Web page and app entries:
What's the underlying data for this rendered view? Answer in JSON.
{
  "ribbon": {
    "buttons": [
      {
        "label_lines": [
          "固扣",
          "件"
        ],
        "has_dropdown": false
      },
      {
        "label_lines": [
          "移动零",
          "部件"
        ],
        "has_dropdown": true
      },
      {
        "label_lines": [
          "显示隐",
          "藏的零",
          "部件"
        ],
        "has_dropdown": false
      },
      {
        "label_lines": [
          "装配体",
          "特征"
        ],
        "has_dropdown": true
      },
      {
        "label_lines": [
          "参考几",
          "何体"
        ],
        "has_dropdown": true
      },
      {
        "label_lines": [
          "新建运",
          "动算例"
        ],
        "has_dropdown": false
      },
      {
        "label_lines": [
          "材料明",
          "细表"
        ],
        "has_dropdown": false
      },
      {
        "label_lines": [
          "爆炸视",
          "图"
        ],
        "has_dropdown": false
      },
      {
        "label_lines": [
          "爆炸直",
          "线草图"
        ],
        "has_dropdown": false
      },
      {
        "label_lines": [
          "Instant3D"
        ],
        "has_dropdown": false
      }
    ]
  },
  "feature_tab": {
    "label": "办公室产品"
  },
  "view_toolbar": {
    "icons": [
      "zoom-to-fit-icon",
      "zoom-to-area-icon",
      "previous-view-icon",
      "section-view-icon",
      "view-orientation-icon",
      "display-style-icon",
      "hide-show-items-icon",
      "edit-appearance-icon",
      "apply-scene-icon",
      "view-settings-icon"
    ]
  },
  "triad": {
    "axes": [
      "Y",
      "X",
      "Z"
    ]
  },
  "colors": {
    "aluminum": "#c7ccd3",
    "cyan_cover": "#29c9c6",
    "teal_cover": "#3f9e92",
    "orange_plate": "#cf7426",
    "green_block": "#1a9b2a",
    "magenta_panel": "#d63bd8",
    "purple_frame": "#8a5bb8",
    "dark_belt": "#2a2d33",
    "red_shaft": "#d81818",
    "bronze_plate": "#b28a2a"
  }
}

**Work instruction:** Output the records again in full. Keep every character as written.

**Task solution:**
What's the underlying data for this rendered view? Answer in JSON.
{
  "ribbon": {
    "buttons": [
      {
        "label_lines": [
          "固扣",
          "件"
        ],
        "has_dropdown": false
      },
      {
        "label_lines": [
          "移动零",
          "部件"
        ],
        "has_dropdown": true
      },
      {
        "label_lines": [
          "显示隐",
          "藏的零",
          "部件"
        ],
        "has_dropdown": false
      },
      {
        "label_lines": [
          "装配体",
          "特征"
        ],
        "has_dropdown": true
      },
      {
        "label_lines": [
          "参考几",
          "何体"
        ],
        "has_dropdown": true
      },
      {
        "label_lines": [
          "新建运",
          "动算例"
        ],
        "has_dropdown": false
      },
      {
        "label_lines": [
          "材料明",
          "细表"
        ],
        "has_dropdown": false
      },
      {
        "label_lines": [
          "爆炸视",
          "图"
        ],
        "has_dropdown": false
      },
      {
        "label_lines": [
          "爆炸直",
          "线草图"
        ],
        "has_dropdown": false
      },
      {
        "label_lines": [
          "Instant3D"
        ],
        "has_dropdown": false
      }
    ]
  },
  "feature_tab": {
    "label": "办公室产品"
  },
  "view_toolbar": {
    "icons": [
      "zoom-to-fit-icon",
      "zoom-to-area-icon",
      "previous-view-icon",
      "section-view-icon",
      "view-orientation-icon",
      "display-style-icon",
      "hide-show-items-icon",
      "edit-appearance-icon",
      "apply-scene-icon",
      "view-settings-icon"
    ]
  },
  "triad": {
    "axes": [
      "Y",
      "X",
      "Z"
    ]
  },
  "colors": {
    "aluminum": "#c7ccd3",
    "cyan_cover": "#29c9c6",
    "teal_cover": "#3f9e92",
    "orange_plate": "#cf7426",
    "green_block": "#1a9b2a",
    "magenta_panel": "#d63bd8",
    "purple_frame": "#8a5bb8",
    "dark_belt": "#2a2d33",
    "red_shaft": "#d81818",
    "bronze_plate": "#b28a2a"
  }
}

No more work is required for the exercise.